The study authors, who published their findings Tuesday in JAMA, suggest that extract sellers need better quality control and regulatory oversight to ensure that consumers are getting the correct, unadulterated dose they think they’re getting.
“People are using this as medicine for many conditions (anxiety, inflammation, pain, epilepsy)," first author Marcel Bonn-Miller, of the University of Pennsylvania Perelman School of Medicine, emphasized in a statement. "The biggest implication [of the study] is that many of these patients may not be getting the proper dosage; they're either not getting enough for it to be effective or they're getting too much."
For the study, Bon-Miller worked with colleagues from the Veterans Affairs San Diego Health Care System, nonprofit research organization RTI International, marijuana advocacy group Americans for Safe Access, and Johns Hopkins University School of Medicine. The authors reported a variety of conflicts of interest, including receiving fees from the cannabis advocacy nonprofit organization, Realm of Caring Foundation, and Insys Therapeutics, which sells an opioid medication that has been at the center of scandal as well as a cannabinoid medication marketed for nausea.
The researchers swept the internet between September and October of 2016 for CBD products. They bought 84 products—spanning oils, alcohols (tinctures), and vaporization liquids—from 31 companies. Once the researchers got the products, they removed the labels and replaced them with blinded study identifiers and then sent them off to an independent lab for testing. Each product was analyzed three times for cannabinoid contents using high-performance liquid chromatography.
Only 31 percent of the 84 products tested were labeled accurately.
Products dubbed as “accurately labeled” contained 90 to 110 percent of the labeled value of CBD, while those dubbed “under-labeled” had more than 110 percent, and “over-labeled” had less than 90 percent.

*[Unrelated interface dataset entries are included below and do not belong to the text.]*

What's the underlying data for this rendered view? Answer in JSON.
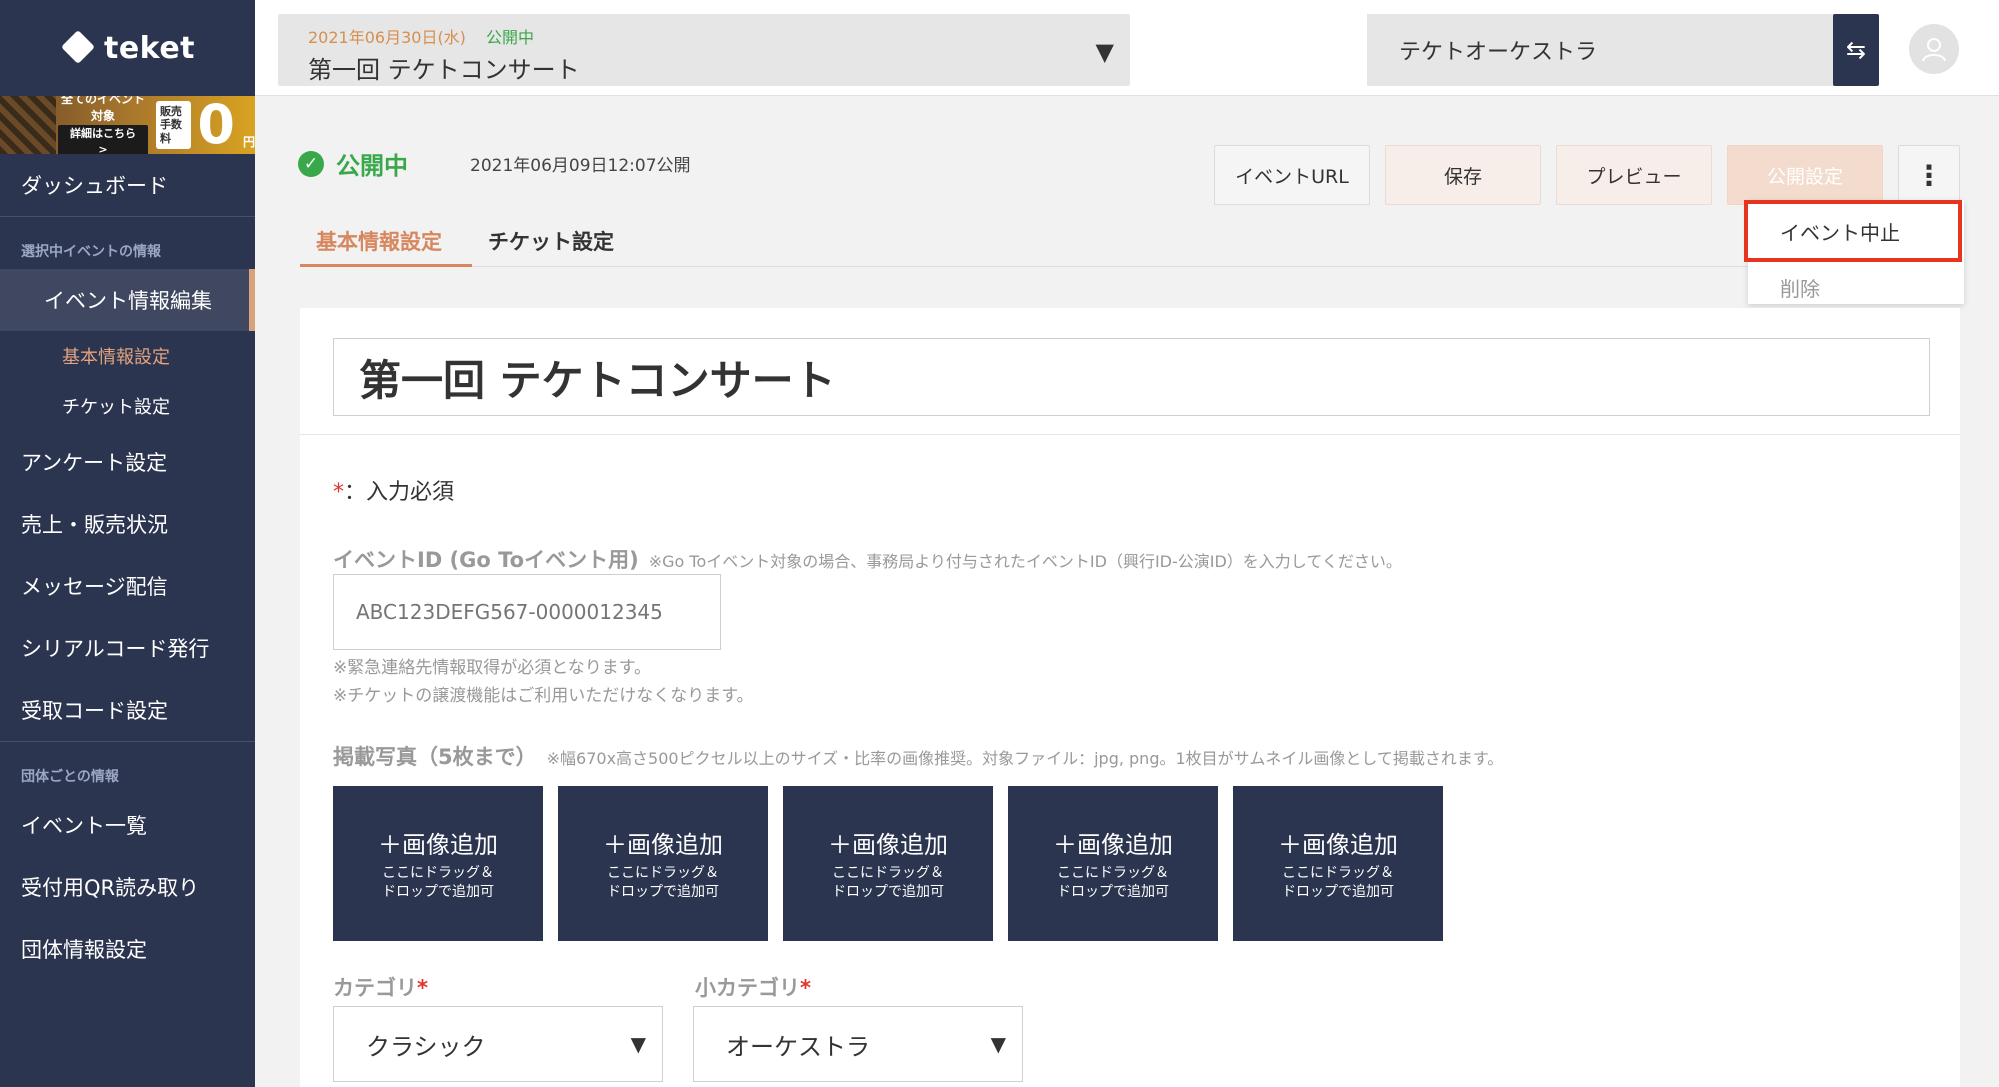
{
  "sidebar": {
    "logo_text": "teket",
    "banner": {
      "line1": "全てのイベント対象",
      "line2": "詳細はこちら >",
      "fee_line1": "販売",
      "fee_line2": "手数料",
      "zero": "0",
      "yen": "円"
    },
    "dashboard": "ダッシュボード",
    "section_selected": "選択中イベントの情報",
    "event_edit": "イベント情報編集",
    "sub_basic": "基本情報設定",
    "sub_ticket": "チケット設定",
    "items": [
      "アンケート設定",
      "売上・販売状況",
      "メッセージ配信",
      "シリアルコード発行",
      "受取コード設定"
    ],
    "section_org": "団体ごとの情報",
    "org_items": [
      "イベント一覧",
      "受付用QR読み取り",
      "団体情報設定"
    ]
  },
  "topbar": {
    "event_date": "2021年06月30日(水)",
    "event_status": "公開中",
    "event_name": "第一回 テケトコンサート",
    "caret": "▼",
    "org_name": "テケトオーケストラ",
    "switch_icon": "⇆"
  },
  "header": {
    "status_label": "公開中",
    "published_at": "2021年06月09日12:07公開",
    "buttons": {
      "event_url": "イベントURL",
      "save": "保存",
      "preview": "プレビュー",
      "publish_settings": "公開設定",
      "more": "⋮"
    },
    "dropdown": {
      "stop": "イベント中止",
      "delete": "削除"
    },
    "tabs": {
      "basic": "基本情報設定",
      "ticket": "チケット設定"
    }
  },
  "form": {
    "title": "第一回 テケトコンサート",
    "required_star": "*",
    "required_text": "：入力必須",
    "event_id_label": "イベントID (Go Toイベント用)",
    "event_id_note": "※Go Toイベント対象の場合、事務局より付与されたイベントID（興行ID-公演ID）を入力してください。",
    "event_id_placeholder": "ABC123DEFG567-0000012345",
    "note1": "※緊急連絡先情報取得が必須となります。",
    "note2": "※チケットの譲渡機能はご利用いただけなくなります。",
    "photos_label": "掲載写真（5枚まで）",
    "photos_note": "※幅670x高さ500ピクセル以上のサイズ・比率の画像推奨。対象ファイル：jpg, png。1枚目がサムネイル画像として掲載されます。",
    "add_image": "＋画像追加",
    "add_image_sub1": "ここにドラッグ＆",
    "add_image_sub2": "ドロップで追加可",
    "category_label": "カテゴリ",
    "subcategory_label": "小カテゴリ",
    "category_value": "クラシック",
    "subcategory_value": "オーケストラ",
    "select_caret": "▼"
  },
  "colors": {
    "sidebar_bg": "#2c3550",
    "accent": "#d7875d",
    "published_green": "#39a84b",
    "highlight_red": "#e8331e"
  }
}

Of the 84 tested, 26 (about 31 percent) were accurately labeled, 36 (42 percent) had more CBD than was on the label, and 22 (26 percent) had less. Vaporization liquid had the highest error rate, with only three of 24 products (12.5 percent) being accurately labeled and 18 (75 percent) containing more CBD that the amount listed on the label. Oils were the most spot-on; of 40 products tested, 18 (45 percent) were accurately labeled, while 12 (30 percent) had less CBD than was listed on the label.
For the 26 percent that had less CBD than expected, researchers worry that patients may not get the proper dose to see potential health benefits they would otherwise expect. But for the 42 percent that had more CBD than expected, researchers didn’t have the usual concerns of overdosing or addiction as they might have with other drugs. CBD has a strong safety profile with minimal toxicity and side-effects. It also has little evidence of an abuse risk.
The authors note that the inconsistent and unexpected amounts make it difficult for patients to see full health benefits consistently.
And the same range of inconsistency on FDA-regulated drugs was enough to prompt the agency to issue warnings to drug makers in the past, the authors point out.
As for the study’s look at unlabeled cannabinoids in the products tested, researchers found that these were generally uncommon, and, if they were found, they were at low concentrations. THC was the most common contaminant: About 21 percent of the 84 products contained THC, with concentrations as high as 6.43 milligrams per milliliter. That amount, the authors report, may be enough to intoxicate a child and therefore poses a risk.
The study’s limitations—beyond the conflicts of interest—include only focusing on products sold online. It’s not clear if products at dispensaries suffer the same inconsistencies, and there are state-by-state laws governing labeling. That said, earlier research led by Bon-Miller found that edible products bought from dispensaries in Los Angeles, San Francisco, and Seattle tended to contain less THC than was listed on the label.
In all, the researchers suggest that "these findings highlight the need for manufacturing and testing standards, and oversight of medicinal cannabis products."